Material provided: Begin
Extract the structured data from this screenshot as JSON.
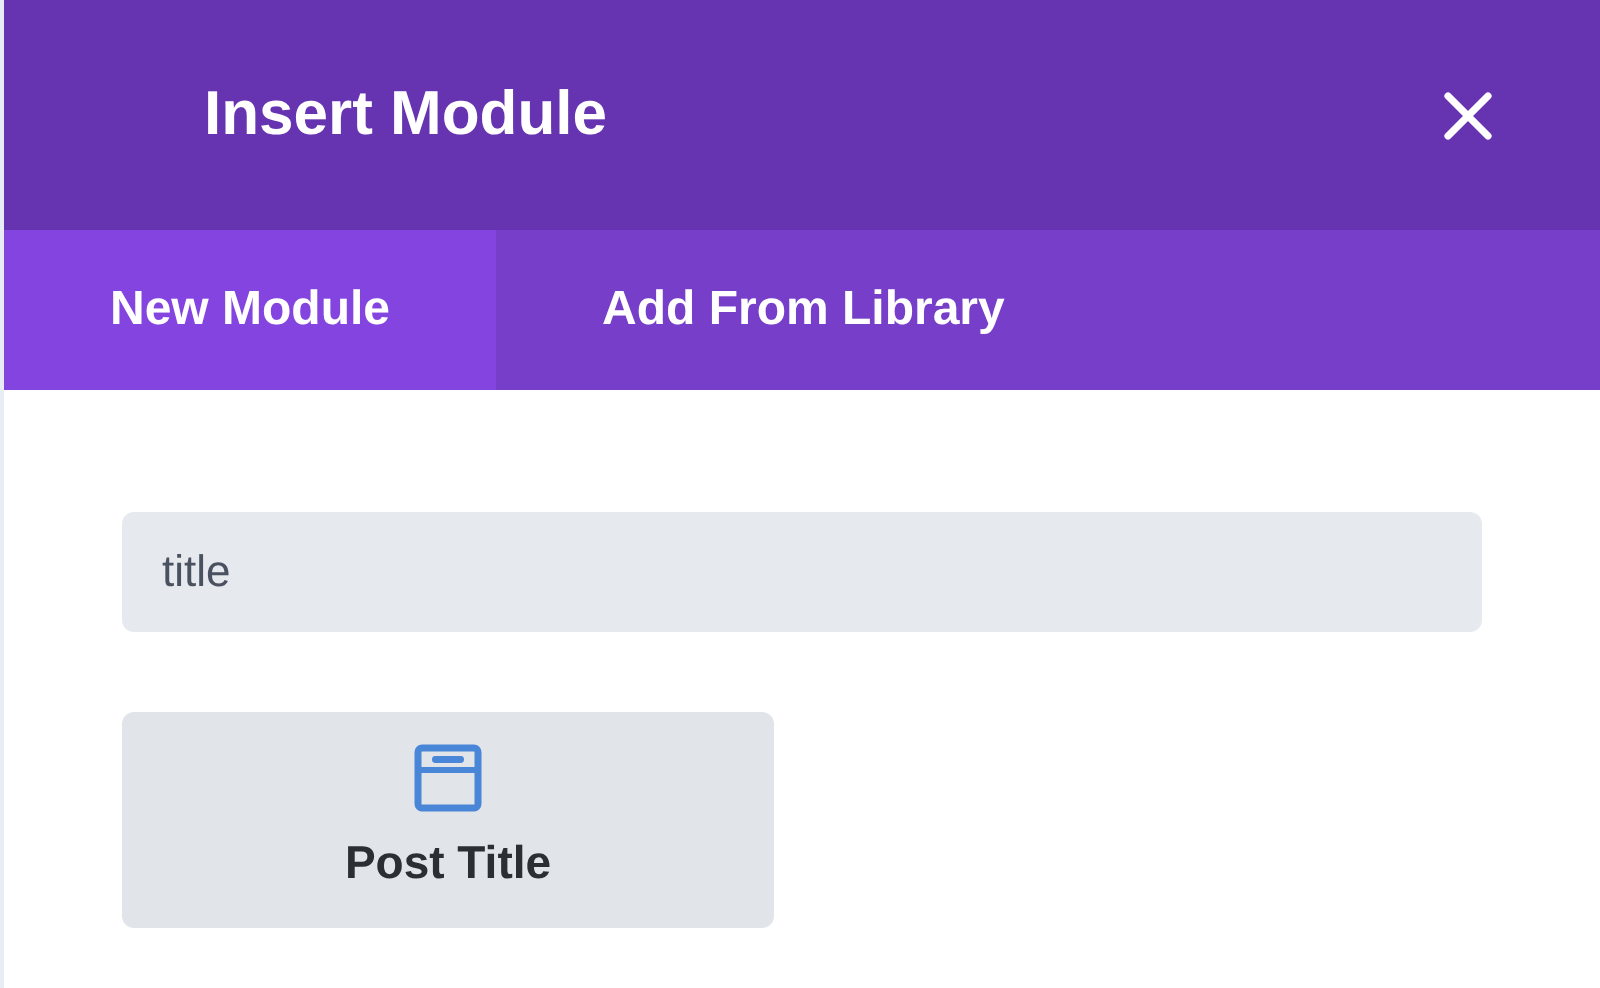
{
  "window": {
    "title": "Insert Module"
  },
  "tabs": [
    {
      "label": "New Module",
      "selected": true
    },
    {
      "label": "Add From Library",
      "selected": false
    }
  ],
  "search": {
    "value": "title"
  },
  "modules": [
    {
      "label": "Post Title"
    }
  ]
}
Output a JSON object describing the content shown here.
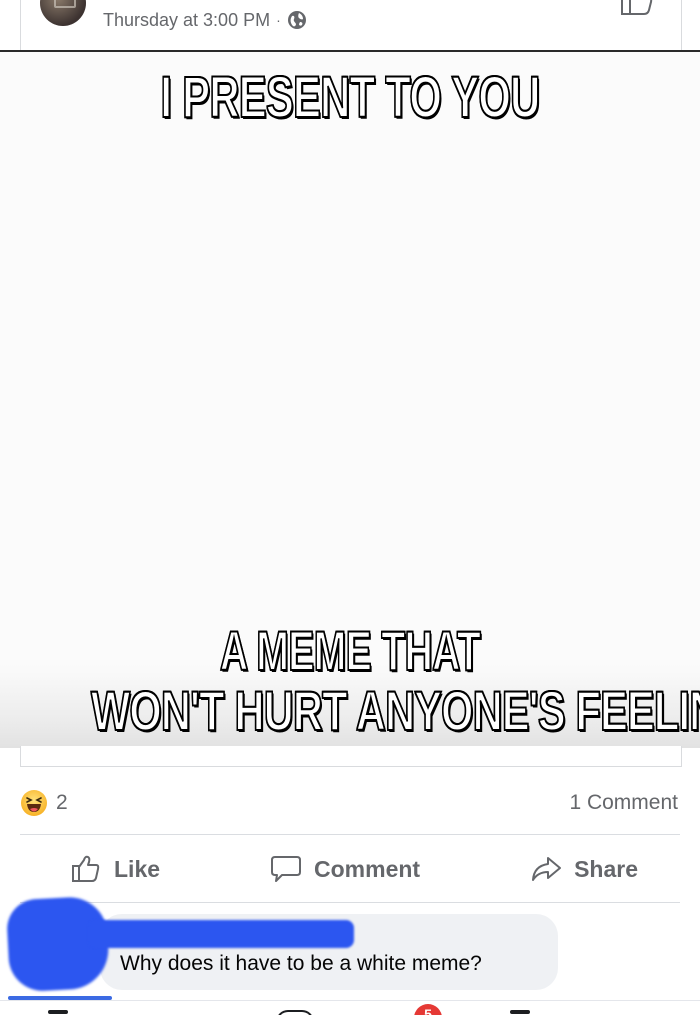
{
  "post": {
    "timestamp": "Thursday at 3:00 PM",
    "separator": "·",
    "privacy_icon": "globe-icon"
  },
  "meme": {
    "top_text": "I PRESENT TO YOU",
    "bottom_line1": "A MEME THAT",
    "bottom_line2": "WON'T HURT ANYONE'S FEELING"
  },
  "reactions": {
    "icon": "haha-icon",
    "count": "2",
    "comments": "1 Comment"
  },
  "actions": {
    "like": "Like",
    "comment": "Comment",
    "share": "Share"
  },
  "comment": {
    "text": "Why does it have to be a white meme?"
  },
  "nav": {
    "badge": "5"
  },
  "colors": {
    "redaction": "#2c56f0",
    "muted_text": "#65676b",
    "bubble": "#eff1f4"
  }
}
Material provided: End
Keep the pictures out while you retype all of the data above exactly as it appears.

Extract the structured data from this screenshot as JSON.
{
  "window": {
    "title": "Insert Module"
  },
  "tabs": [
    {
      "label": "New Module",
      "selected": true
    },
    {
      "label": "Add From Library",
      "selected": false
    }
  ],
  "search": {
    "value": "title"
  },
  "modules": [
    {
      "label": "Post Title"
    }
  ]
}
Output a JSON object describing the content shown here.
{
  "post": {
    "timestamp": "Thursday at 3:00 PM",
    "separator": "·",
    "privacy_icon": "globe-icon"
  },
  "meme": {
    "top_text": "I PRESENT TO YOU",
    "bottom_line1": "A MEME THAT",
    "bottom_line2": "WON'T HURT ANYONE'S FEELING"
  },
  "reactions": {
    "icon": "haha-icon",
    "count": "2",
    "comments": "1 Comment"
  },
  "actions": {
    "like": "Like",
    "comment": "Comment",
    "share": "Share"
  },
  "comment": {
    "text": "Why does it have to be a white meme?"
  },
  "nav": {
    "badge": "5"
  },
  "colors": {
    "redaction": "#2c56f0",
    "muted_text": "#65676b",
    "bubble": "#eff1f4"
  }
}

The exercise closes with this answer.